Development[edit]

Guitarist and producer Jimmy Page claims to have invented the effect, stating that he originally developed the method when recording the single "Ten Little Indians" with The Yardbirds in 1967.[1] He later used it on a number of Led Zeppelin tracks, including "You Shook Me", "Whole Lotta Love", and their cover of "When the Levee Breaks". In an interview he gave to Guitar World magazine in 1993, Page explained:

Despite Page's claims, an earlier example of the effect can distinctly be heard towards the end of the 1966 Lee Mallory single "That's the Way It's Gonna Be", produced by Curt Boettcher.[3][4][5][6]

Usage[edit]

Reverse reverb is commonly used in shoegaze, particularly by such bands as My Bloody Valentine.

Use in other media[edit]

Reverse echo has been used in filmmaking and television production for an otherworldly effect on voices, especially in horror movies.

Reverse echo is also often used as a lead-in to vocal passages in hardstyle music. It is used for the same reason in trance music, particularly by Cosmic Gate.

References[edit]

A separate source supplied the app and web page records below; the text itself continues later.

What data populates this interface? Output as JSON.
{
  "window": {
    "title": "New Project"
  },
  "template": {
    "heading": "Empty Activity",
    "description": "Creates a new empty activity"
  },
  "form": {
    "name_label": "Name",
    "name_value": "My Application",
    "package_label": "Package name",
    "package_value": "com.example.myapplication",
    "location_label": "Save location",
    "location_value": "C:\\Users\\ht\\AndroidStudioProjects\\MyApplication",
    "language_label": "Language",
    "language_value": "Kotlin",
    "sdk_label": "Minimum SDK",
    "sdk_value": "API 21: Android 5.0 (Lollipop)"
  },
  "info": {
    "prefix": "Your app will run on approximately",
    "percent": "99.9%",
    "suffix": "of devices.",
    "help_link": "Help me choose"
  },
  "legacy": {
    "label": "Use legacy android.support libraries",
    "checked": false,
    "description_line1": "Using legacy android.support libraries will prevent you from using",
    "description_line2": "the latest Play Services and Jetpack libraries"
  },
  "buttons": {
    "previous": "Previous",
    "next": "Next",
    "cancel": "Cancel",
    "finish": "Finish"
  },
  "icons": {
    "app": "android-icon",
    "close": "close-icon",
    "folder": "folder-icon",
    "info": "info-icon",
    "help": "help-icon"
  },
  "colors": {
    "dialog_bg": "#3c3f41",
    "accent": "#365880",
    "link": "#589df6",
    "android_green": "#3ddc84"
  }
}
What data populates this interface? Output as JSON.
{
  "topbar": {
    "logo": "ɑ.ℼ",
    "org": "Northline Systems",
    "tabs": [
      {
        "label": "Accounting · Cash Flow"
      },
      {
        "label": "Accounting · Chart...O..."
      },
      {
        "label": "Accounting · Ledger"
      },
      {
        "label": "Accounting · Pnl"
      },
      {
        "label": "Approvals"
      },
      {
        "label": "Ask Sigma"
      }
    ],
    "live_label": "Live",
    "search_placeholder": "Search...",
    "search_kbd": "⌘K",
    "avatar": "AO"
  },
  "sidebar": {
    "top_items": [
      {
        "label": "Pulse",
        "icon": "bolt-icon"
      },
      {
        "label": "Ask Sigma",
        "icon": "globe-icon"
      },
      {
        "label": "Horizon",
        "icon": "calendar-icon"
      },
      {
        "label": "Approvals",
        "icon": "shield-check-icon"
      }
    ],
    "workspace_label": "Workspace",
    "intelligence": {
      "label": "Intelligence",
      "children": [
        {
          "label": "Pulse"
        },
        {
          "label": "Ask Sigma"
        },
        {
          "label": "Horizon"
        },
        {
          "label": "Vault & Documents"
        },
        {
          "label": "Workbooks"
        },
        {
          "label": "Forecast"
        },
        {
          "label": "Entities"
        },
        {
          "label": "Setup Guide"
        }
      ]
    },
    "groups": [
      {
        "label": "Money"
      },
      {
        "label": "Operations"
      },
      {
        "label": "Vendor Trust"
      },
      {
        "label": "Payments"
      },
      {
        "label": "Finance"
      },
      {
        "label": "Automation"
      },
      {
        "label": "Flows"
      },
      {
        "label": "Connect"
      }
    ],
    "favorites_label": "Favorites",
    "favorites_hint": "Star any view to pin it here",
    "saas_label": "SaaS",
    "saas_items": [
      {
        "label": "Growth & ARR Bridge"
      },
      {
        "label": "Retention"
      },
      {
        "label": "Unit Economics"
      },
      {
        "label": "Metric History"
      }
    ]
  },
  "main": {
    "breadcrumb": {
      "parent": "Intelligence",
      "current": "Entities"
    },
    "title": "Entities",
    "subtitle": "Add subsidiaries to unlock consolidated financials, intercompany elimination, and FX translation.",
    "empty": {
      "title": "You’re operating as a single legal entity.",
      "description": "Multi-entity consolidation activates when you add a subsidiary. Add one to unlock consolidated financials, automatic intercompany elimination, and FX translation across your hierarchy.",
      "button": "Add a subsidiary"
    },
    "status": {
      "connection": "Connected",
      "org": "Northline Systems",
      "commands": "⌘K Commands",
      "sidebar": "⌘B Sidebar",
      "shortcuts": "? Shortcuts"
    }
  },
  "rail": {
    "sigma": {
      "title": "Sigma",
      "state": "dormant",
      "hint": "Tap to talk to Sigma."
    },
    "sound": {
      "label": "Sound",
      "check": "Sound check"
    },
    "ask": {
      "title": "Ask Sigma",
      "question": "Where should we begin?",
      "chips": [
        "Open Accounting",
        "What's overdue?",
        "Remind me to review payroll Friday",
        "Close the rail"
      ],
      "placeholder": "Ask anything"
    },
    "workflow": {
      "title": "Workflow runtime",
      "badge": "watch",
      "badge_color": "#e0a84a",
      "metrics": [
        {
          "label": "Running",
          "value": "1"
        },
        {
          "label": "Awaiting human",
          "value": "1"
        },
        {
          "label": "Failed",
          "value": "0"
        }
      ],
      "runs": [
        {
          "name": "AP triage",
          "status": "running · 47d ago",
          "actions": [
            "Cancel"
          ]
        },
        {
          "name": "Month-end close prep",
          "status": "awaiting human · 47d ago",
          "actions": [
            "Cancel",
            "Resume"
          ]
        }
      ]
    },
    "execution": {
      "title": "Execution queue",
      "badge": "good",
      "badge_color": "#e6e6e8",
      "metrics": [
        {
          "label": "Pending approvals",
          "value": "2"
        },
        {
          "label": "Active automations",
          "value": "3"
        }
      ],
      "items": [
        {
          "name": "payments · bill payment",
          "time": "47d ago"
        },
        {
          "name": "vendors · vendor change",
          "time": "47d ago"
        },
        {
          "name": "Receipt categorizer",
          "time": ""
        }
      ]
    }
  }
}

  1. ^ Brad Tolinski and Greg Di Bendetto, "Light and Shade", Guitar World, January 1998.
  2. ^ Interview with Jimmy Page, Guitar World magazine, 1993
  3. ^ That's The Way It's Gonna Be review by Richie Unterberger at AllMusic
  4. ^ Fennelly, Mike (2001). "Magic Time Box Set liner notes". albumlinernotes.com. Retrieved 13 August 2013. 
  5. ^ "That's the Way It's Gonna Be" on YouTube
  6. ^ Priore, Domenic (1 July 2007). Riot on Sunset Strip: Rock'n'roll's Last Stand in 60s Hollywood. Outline Press, Limited. p. 184. ISBN 978-1-906002-94-7. Retrieved 12 August 2013.